WORK INSTRUCTION: Give only the number of lines in the records that contain the word "image".

── DATASET RECORDS ──

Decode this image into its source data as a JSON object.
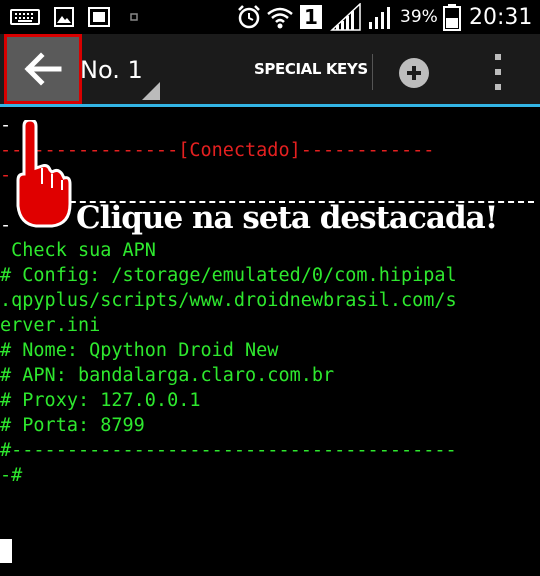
{
  "status_bar": {
    "battery": "39%",
    "time": "20:31",
    "sim": "1",
    "icons": [
      "keyboard-icon",
      "image-icon",
      "screenshot-icon",
      "notification-dot-icon",
      "alarm-icon",
      "wifi-icon",
      "sim-icon",
      "signal-icon",
      "signal-icon",
      "battery-icon"
    ]
  },
  "action_bar": {
    "title": "No. 1",
    "special_keys": "SPECIAL KEYS",
    "icons": [
      "back-arrow-icon",
      "plus-icon",
      "overflow-menu-icon"
    ]
  },
  "terminal": {
    "lines": [
      {
        "text": "-",
        "color": "white"
      },
      {
        "text": "----------------[Conectado]------------",
        "color": "red"
      },
      {
        "text": "-",
        "color": "red"
      },
      {
        "text": "-",
        "color": "white"
      },
      {
        "text": " Check sua APN",
        "color": "green"
      },
      {
        "text": "# Config: /storage/emulated/0/com.hipipal",
        "color": "green"
      },
      {
        "text": ".qpyplus/scripts/www.droidnewbrasil.com/s",
        "color": "green"
      },
      {
        "text": "erver.ini",
        "color": "green"
      },
      {
        "text": "# Nome: Qpython Droid New",
        "color": "green"
      },
      {
        "text": "# APN: bandalarga.claro.com.br",
        "color": "green"
      },
      {
        "text": "# Proxy: 127.0.0.1",
        "color": "green"
      },
      {
        "text": "# Porta: 8799",
        "color": "green"
      },
      {
        "text": "#----------------------------------------",
        "color": "green"
      },
      {
        "text": "-#",
        "color": "green"
      }
    ]
  },
  "overlay": {
    "caption": "Clique na seta destacada!"
  },
  "colors": {
    "terminal_green": "#2ee82e",
    "terminal_red": "#e42020",
    "highlight_red": "#d80000",
    "accent_blue": "#33b5e5"
  }
}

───

RESULT OF THE TASK: 2